EXERCISE:
Set down every record once more, exactly as given.

┌────────

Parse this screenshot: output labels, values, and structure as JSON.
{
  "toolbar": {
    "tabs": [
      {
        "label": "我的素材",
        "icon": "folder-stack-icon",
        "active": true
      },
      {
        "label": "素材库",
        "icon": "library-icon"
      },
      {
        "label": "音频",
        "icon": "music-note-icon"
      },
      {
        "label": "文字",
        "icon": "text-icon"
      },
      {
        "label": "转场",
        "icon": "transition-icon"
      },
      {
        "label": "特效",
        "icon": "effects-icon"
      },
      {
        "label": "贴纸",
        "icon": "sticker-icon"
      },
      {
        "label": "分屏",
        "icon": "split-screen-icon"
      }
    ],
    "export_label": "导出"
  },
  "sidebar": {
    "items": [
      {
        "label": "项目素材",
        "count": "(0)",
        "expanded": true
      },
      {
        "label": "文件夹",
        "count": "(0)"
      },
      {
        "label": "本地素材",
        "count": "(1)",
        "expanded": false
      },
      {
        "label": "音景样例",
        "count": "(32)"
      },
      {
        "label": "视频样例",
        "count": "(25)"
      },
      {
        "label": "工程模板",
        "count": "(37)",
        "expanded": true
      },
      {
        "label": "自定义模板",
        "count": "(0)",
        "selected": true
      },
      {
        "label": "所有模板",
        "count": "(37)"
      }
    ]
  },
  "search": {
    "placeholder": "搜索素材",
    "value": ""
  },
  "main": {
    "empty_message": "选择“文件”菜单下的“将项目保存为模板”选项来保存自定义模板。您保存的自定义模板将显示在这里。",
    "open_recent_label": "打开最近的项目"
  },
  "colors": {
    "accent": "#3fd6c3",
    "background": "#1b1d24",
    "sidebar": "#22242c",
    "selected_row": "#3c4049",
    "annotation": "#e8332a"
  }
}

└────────

ANSWER TO THIS EXERCISE:
Parse this screenshot: output labels, values, and structure as JSON.
{
  "toolbar": {
    "tabs": [
      {
        "label": "我的素材",
        "icon": "folder-stack-icon",
        "active": true
      },
      {
        "label": "素材库",
        "icon": "library-icon"
      },
      {
        "label": "音频",
        "icon": "music-note-icon"
      },
      {
        "label": "文字",
        "icon": "text-icon"
      },
      {
        "label": "转场",
        "icon": "transition-icon"
      },
      {
        "label": "特效",
        "icon": "effects-icon"
      },
      {
        "label": "贴纸",
        "icon": "sticker-icon"
      },
      {
        "label": "分屏",
        "icon": "split-screen-icon"
      }
    ],
    "export_label": "导出"
  },
  "sidebar": {
    "items": [
      {
        "label": "项目素材",
        "count": "(0)",
        "expanded": true
      },
      {
        "label": "文件夹",
        "count": "(0)"
      },
      {
        "label": "本地素材",
        "count": "(1)",
        "expanded": false
      },
      {
        "label": "音景样例",
        "count": "(32)"
      },
      {
        "label": "视频样例",
        "count": "(25)"
      },
      {
        "label": "工程模板",
        "count": "(37)",
        "expanded": true
      },
      {
        "label": "自定义模板",
        "count": "(0)",
        "selected": true
      },
      {
        "label": "所有模板",
        "count": "(37)"
      }
    ]
  },
  "search": {
    "placeholder": "搜索素材",
    "value": ""
  },
  "main": {
    "empty_message": "选择“文件”菜单下的“将项目保存为模板”选项来保存自定义模板。您保存的自定义模板将显示在这里。",
    "open_recent_label": "打开最近的项目"
  },
  "colors": {
    "accent": "#3fd6c3",
    "background": "#1b1d24",
    "sidebar": "#22242c",
    "selected_row": "#3c4049",
    "annotation": "#e8332a"
  }
}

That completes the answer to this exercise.